--- Given data ---

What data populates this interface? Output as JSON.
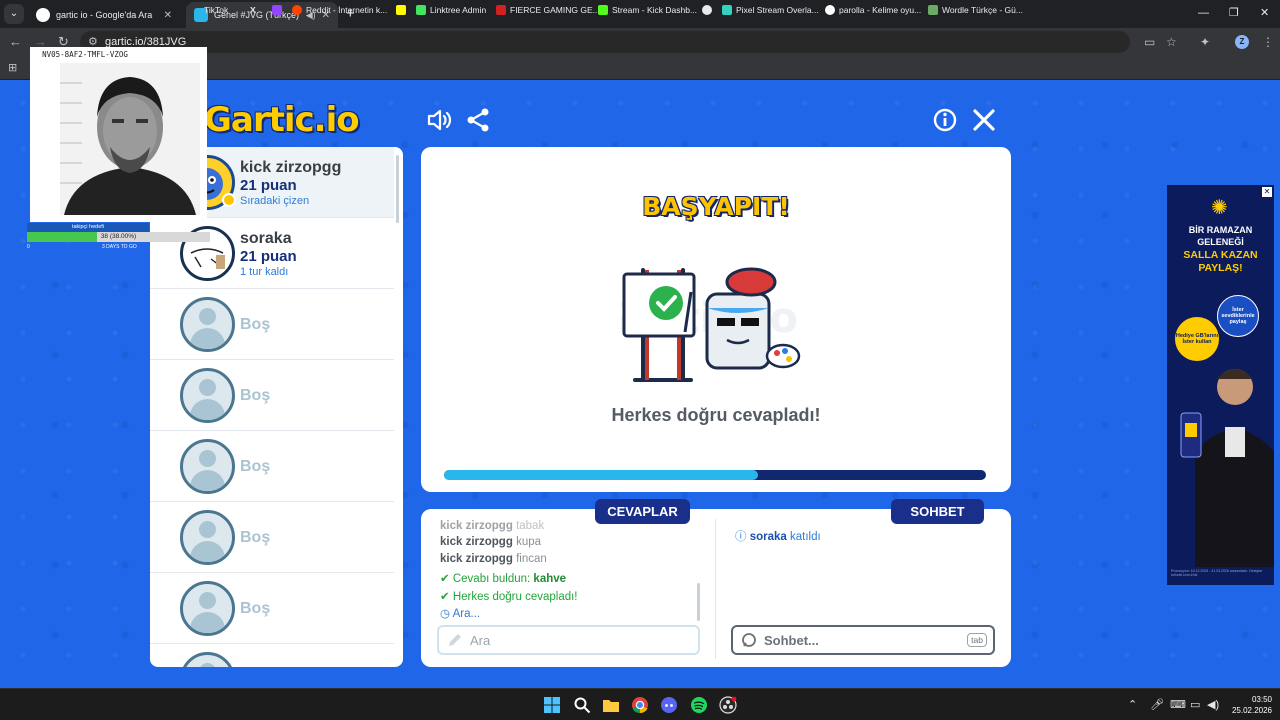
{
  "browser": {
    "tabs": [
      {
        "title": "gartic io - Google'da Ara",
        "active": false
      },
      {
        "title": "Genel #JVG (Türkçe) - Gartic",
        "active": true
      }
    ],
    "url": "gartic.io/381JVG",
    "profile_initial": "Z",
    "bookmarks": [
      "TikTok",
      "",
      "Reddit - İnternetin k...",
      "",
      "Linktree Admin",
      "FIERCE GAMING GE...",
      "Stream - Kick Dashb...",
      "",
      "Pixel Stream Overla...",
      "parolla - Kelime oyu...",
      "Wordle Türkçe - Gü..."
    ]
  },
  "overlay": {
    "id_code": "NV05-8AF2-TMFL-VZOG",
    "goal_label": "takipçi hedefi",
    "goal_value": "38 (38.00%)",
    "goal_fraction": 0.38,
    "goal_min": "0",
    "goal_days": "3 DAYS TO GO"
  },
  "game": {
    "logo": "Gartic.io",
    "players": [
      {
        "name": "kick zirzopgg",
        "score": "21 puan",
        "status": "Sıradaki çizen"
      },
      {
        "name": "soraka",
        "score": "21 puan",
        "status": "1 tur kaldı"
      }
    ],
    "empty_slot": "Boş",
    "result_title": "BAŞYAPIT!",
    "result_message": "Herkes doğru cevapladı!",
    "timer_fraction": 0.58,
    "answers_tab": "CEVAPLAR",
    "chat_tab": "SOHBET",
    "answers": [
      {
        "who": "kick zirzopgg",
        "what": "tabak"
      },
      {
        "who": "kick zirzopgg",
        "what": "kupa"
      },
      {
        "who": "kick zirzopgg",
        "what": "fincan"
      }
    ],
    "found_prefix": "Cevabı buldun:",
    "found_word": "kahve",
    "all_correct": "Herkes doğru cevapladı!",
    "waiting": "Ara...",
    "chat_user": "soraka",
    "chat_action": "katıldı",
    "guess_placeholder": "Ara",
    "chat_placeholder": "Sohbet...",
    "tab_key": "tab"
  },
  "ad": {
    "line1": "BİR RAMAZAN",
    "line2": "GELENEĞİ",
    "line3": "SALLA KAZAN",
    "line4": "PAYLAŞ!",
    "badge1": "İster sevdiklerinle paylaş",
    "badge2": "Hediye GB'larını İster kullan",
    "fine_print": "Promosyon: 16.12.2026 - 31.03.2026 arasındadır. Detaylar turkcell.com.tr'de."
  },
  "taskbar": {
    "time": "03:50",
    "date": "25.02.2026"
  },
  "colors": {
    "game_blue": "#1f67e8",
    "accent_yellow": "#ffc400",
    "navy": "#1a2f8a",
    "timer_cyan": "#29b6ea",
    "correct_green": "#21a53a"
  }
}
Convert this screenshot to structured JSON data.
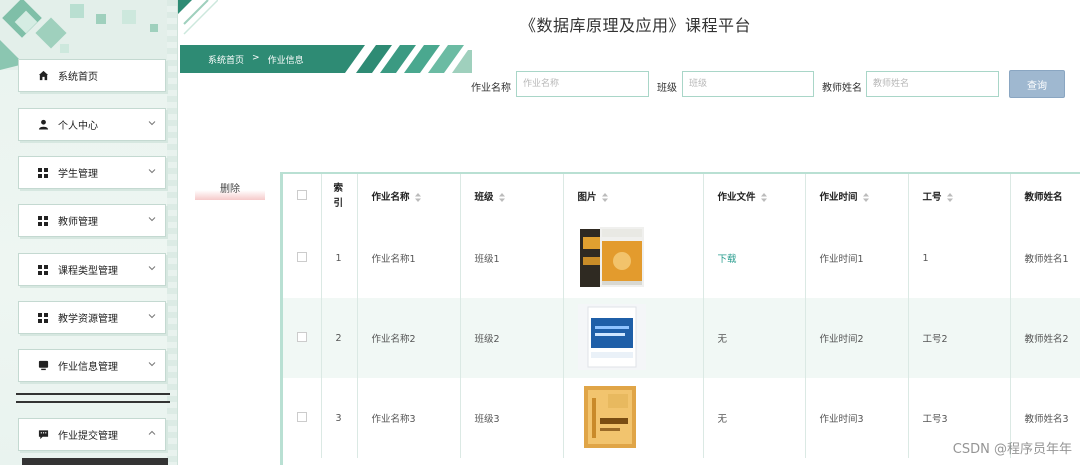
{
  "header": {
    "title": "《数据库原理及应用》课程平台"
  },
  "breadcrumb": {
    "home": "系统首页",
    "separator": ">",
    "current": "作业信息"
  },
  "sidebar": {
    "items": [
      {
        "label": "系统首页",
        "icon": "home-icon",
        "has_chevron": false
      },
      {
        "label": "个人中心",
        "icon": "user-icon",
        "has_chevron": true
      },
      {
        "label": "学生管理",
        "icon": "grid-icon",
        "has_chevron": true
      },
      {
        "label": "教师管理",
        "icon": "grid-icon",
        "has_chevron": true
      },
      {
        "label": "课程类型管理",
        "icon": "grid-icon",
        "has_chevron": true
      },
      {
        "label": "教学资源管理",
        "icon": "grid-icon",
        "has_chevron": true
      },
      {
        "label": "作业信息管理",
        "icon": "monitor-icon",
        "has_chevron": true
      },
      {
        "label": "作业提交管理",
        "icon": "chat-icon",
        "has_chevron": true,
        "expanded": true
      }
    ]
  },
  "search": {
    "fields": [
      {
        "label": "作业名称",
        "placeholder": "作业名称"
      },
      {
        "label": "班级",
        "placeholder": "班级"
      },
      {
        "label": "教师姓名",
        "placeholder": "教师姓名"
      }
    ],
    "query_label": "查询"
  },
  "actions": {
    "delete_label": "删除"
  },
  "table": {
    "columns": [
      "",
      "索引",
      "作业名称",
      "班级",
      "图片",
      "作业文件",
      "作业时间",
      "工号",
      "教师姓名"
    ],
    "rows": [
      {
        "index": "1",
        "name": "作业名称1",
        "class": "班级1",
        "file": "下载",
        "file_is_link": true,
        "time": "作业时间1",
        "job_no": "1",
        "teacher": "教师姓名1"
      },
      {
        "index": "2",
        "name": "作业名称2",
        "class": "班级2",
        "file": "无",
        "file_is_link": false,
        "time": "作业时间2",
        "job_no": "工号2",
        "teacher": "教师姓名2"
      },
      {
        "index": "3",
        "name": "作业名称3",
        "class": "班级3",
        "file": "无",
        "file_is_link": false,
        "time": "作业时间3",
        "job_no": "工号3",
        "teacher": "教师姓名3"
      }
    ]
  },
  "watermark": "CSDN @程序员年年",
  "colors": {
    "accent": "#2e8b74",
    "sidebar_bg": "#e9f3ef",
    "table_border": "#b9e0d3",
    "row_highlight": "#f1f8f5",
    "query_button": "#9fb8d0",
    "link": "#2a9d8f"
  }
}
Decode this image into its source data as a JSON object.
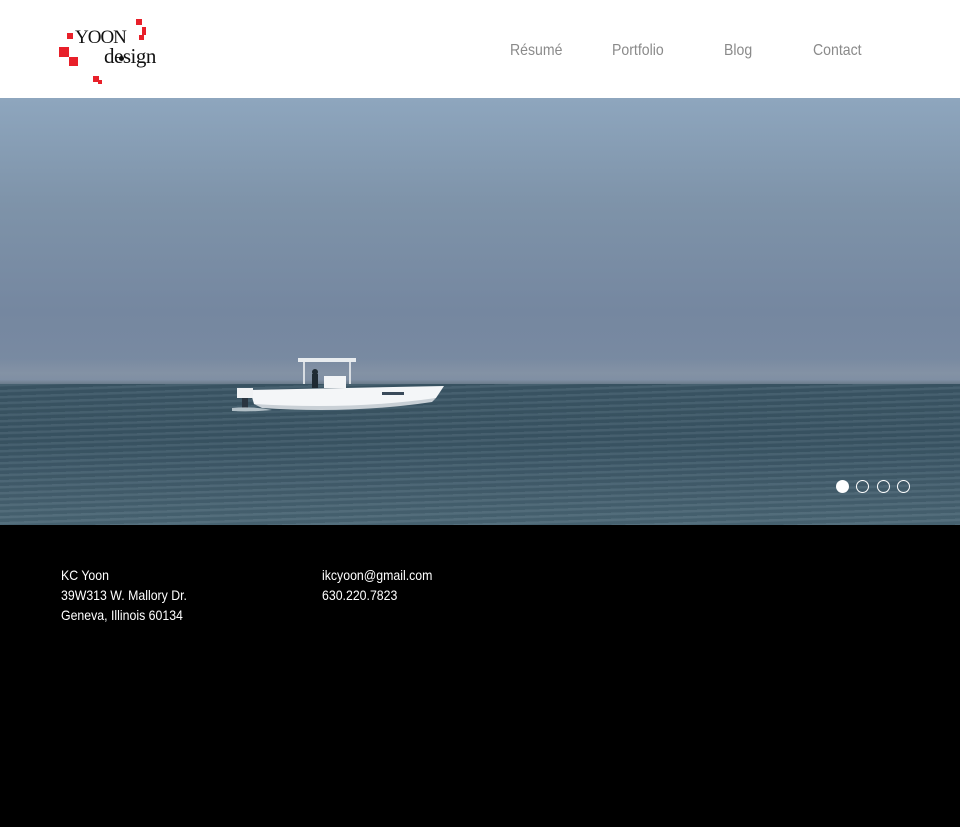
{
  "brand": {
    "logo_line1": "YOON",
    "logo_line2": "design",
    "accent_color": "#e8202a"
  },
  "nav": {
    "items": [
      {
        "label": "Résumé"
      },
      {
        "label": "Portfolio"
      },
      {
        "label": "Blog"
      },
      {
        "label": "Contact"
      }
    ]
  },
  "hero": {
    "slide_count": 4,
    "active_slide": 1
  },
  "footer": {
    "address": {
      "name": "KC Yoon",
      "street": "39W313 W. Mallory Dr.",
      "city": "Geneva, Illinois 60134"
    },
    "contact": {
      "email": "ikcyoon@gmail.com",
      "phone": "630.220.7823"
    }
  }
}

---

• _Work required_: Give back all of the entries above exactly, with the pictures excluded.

• _Result_:
What data populates this interface? Output as JSON.
{
  "browser": {
    "tabs": [
      {
        "title": "gartic io - Google'da Ara",
        "active": false
      },
      {
        "title": "Genel #JVG (Türkçe) - Gartic",
        "active": true
      }
    ],
    "url": "gartic.io/381JVG",
    "profile_initial": "Z",
    "bookmarks": [
      "TikTok",
      "",
      "Reddit - İnternetin k...",
      "",
      "Linktree Admin",
      "FIERCE GAMING GE...",
      "Stream - Kick Dashb...",
      "",
      "Pixel Stream Overla...",
      "parolla - Kelime oyu...",
      "Wordle Türkçe - Gü..."
    ]
  },
  "overlay": {
    "id_code": "NV05-8AF2-TMFL-VZOG",
    "goal_label": "takipçi hedefi",
    "goal_value": "38 (38.00%)",
    "goal_fraction": 0.38,
    "goal_min": "0",
    "goal_days": "3 DAYS TO GO"
  },
  "game": {
    "logo": "Gartic.io",
    "players": [
      {
        "name": "kick zirzopgg",
        "score": "21 puan",
        "status": "Sıradaki çizen"
      },
      {
        "name": "soraka",
        "score": "21 puan",
        "status": "1 tur kaldı"
      }
    ],
    "empty_slot": "Boş",
    "result_title": "BAŞYAPIT!",
    "result_message": "Herkes doğru cevapladı!",
    "timer_fraction": 0.58,
    "answers_tab": "CEVAPLAR",
    "chat_tab": "SOHBET",
    "answers": [
      {
        "who": "kick zirzopgg",
        "what": "tabak"
      },
      {
        "who": "kick zirzopgg",
        "what": "kupa"
      },
      {
        "who": "kick zirzopgg",
        "what": "fincan"
      }
    ],
    "found_prefix": "Cevabı buldun:",
    "found_word": "kahve",
    "all_correct": "Herkes doğru cevapladı!",
    "waiting": "Ara...",
    "chat_user": "soraka",
    "chat_action": "katıldı",
    "guess_placeholder": "Ara",
    "chat_placeholder": "Sohbet...",
    "tab_key": "tab"
  },
  "ad": {
    "line1": "BİR RAMAZAN",
    "line2": "GELENEĞİ",
    "line3": "SALLA KAZAN",
    "line4": "PAYLAŞ!",
    "badge1": "İster sevdiklerinle paylaş",
    "badge2": "Hediye GB'larını İster kullan",
    "fine_print": "Promosyon: 16.12.2026 - 31.03.2026 arasındadır. Detaylar turkcell.com.tr'de."
  },
  "taskbar": {
    "time": "03:50",
    "date": "25.02.2026"
  },
  "colors": {
    "game_blue": "#1f67e8",
    "accent_yellow": "#ffc400",
    "navy": "#1a2f8a",
    "timer_cyan": "#29b6ea",
    "correct_green": "#21a53a"
  }
}
Convert this screenshot to structured JSON data.
{
  "header": {
    "title": "《数据库原理及应用》课程平台"
  },
  "breadcrumb": {
    "home": "系统首页",
    "separator": ">",
    "current": "作业信息"
  },
  "sidebar": {
    "items": [
      {
        "label": "系统首页",
        "icon": "home-icon",
        "has_chevron": false
      },
      {
        "label": "个人中心",
        "icon": "user-icon",
        "has_chevron": true
      },
      {
        "label": "学生管理",
        "icon": "grid-icon",
        "has_chevron": true
      },
      {
        "label": "教师管理",
        "icon": "grid-icon",
        "has_chevron": true
      },
      {
        "label": "课程类型管理",
        "icon": "grid-icon",
        "has_chevron": true
      },
      {
        "label": "教学资源管理",
        "icon": "grid-icon",
        "has_chevron": true
      },
      {
        "label": "作业信息管理",
        "icon": "monitor-icon",
        "has_chevron": true
      },
      {
        "label": "作业提交管理",
        "icon": "chat-icon",
        "has_chevron": true,
        "expanded": true
      }
    ]
  },
  "search": {
    "fields": [
      {
        "label": "作业名称",
        "placeholder": "作业名称"
      },
      {
        "label": "班级",
        "placeholder": "班级"
      },
      {
        "label": "教师姓名",
        "placeholder": "教师姓名"
      }
    ],
    "query_label": "查询"
  },
  "actions": {
    "delete_label": "删除"
  },
  "table": {
    "columns": [
      "",
      "索引",
      "作业名称",
      "班级",
      "图片",
      "作业文件",
      "作业时间",
      "工号",
      "教师姓名"
    ],
    "rows": [
      {
        "index": "1",
        "name": "作业名称1",
        "class": "班级1",
        "file": "下载",
        "file_is_link": true,
        "time": "作业时间1",
        "job_no": "1",
        "teacher": "教师姓名1"
      },
      {
        "index": "2",
        "name": "作业名称2",
        "class": "班级2",
        "file": "无",
        "file_is_link": false,
        "time": "作业时间2",
        "job_no": "工号2",
        "teacher": "教师姓名2"
      },
      {
        "index": "3",
        "name": "作业名称3",
        "class": "班级3",
        "file": "无",
        "file_is_link": false,
        "time": "作业时间3",
        "job_no": "工号3",
        "teacher": "教师姓名3"
      }
    ]
  },
  "watermark": "CSDN @程序员年年",
  "colors": {
    "accent": "#2e8b74",
    "sidebar_bg": "#e9f3ef",
    "table_border": "#b9e0d3",
    "row_highlight": "#f1f8f5",
    "query_button": "#9fb8d0",
    "link": "#2a9d8f"
  }
}
Decode this image into its source data as a JSON object.
{
  "brand": {
    "logo_line1": "YOON",
    "logo_line2": "design",
    "accent_color": "#e8202a"
  },
  "nav": {
    "items": [
      {
        "label": "Résumé"
      },
      {
        "label": "Portfolio"
      },
      {
        "label": "Blog"
      },
      {
        "label": "Contact"
      }
    ]
  },
  "hero": {
    "slide_count": 4,
    "active_slide": 1
  },
  "footer": {
    "address": {
      "name": "KC Yoon",
      "street": "39W313 W. Mallory Dr.",
      "city": "Geneva, Illinois 60134"
    },
    "contact": {
      "email": "ikcyoon@gmail.com",
      "phone": "630.220.7823"
    }
  }
}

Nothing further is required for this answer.